Human trafficking climbs in Germany
Jorg Ziercke, the Chief Commissioner of the Federal Criminal Police Office of Germany
A top German law enforcement official has warned of a climbing number of human trafficking cases in the country with an 11-percent rise in the figure.
"Over the course of the last five years, the number of investigations has risen continuously from 317 to 534. This means an increase of 70 percent over five years and 11 percent last year alone. We attach great importance to this form of criminal activity because the human dignity of the victims is violated," said Jorg Ziercke, the Chief Commissioner of the Federal Criminal Police Office of Germany, Press TV reported Monday.
Thousands of people are illegally transported each year around the world, where they are sold as prostitutes, forced laborers and even exploited as organ donors, according to the report.
The United Nations has also expressed concerns that this modern form of slavery is one of the fastest growing criminal industries in the world.
The federal criminal investigators added on their annual report that the number of investigations related to human trafficking in Germany rose by 11 percent last year and 534 preliminary proceedings were initiated in 2009.
Most of the cases involved women forced into prostitution.
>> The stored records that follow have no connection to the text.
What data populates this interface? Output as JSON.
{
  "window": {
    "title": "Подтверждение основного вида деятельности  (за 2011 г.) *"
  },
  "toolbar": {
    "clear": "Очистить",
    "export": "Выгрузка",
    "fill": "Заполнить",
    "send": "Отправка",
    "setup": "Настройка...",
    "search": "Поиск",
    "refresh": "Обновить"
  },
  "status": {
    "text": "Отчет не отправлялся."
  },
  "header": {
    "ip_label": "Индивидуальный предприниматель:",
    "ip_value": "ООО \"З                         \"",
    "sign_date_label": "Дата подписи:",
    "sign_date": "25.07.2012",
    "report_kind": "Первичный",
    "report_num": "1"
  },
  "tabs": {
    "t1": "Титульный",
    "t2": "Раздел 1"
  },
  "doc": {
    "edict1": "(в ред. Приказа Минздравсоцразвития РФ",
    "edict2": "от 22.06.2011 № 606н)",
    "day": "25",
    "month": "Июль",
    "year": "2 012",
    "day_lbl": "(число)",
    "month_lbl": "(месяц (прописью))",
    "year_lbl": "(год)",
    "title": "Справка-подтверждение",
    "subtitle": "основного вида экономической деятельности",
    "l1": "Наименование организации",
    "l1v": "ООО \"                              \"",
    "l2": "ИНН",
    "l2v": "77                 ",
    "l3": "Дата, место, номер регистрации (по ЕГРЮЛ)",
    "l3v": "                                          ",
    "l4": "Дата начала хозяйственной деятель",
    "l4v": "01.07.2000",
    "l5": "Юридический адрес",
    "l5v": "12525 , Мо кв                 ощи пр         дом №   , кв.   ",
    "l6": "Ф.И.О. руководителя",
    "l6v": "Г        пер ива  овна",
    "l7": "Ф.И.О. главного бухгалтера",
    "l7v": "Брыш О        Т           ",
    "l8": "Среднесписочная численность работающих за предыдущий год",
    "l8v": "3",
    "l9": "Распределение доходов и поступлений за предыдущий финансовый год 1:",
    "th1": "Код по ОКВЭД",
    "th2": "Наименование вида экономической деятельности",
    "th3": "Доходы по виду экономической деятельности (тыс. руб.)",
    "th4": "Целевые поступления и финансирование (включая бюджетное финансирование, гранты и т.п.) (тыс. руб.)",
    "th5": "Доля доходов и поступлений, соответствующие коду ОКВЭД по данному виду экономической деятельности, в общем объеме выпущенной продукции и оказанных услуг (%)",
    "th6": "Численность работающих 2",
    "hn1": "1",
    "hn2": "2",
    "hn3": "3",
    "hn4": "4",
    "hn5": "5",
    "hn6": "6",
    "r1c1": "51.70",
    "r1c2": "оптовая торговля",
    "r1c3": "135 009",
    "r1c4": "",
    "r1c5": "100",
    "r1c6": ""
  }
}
The sex trade is tolerated in most cities in Germany but restricted to certain urban areas, such as industrial zones.
Most victims of forced prostitution are from eastern European countries while one in three perpetrators is a German national.
According to the annual report, the number of cases involving African mafia groups is also on the rise, with some groups trying to obtain a larger share of the lucrative criminal pie, using brutality and voodoo rituals to intimidate their victims.
"We are extremely worried because of the age pattern of the victims. Sixty-five were bellow 21 years of age. One in five was under age. Forty-one victims were even younger than 14 years of age."
According to a recent report, the police in Hamburg uncovered an illegal ring trafficking Russian children for German adoption. Moreover, the number of victims used as illegal organ donors is also reported to be on the rise.
Meanwhile, the non-governmental organizations want to increase their efforts to reach out to the victims who often do not trust authorities or have a complex dependency relationship with their tormentor.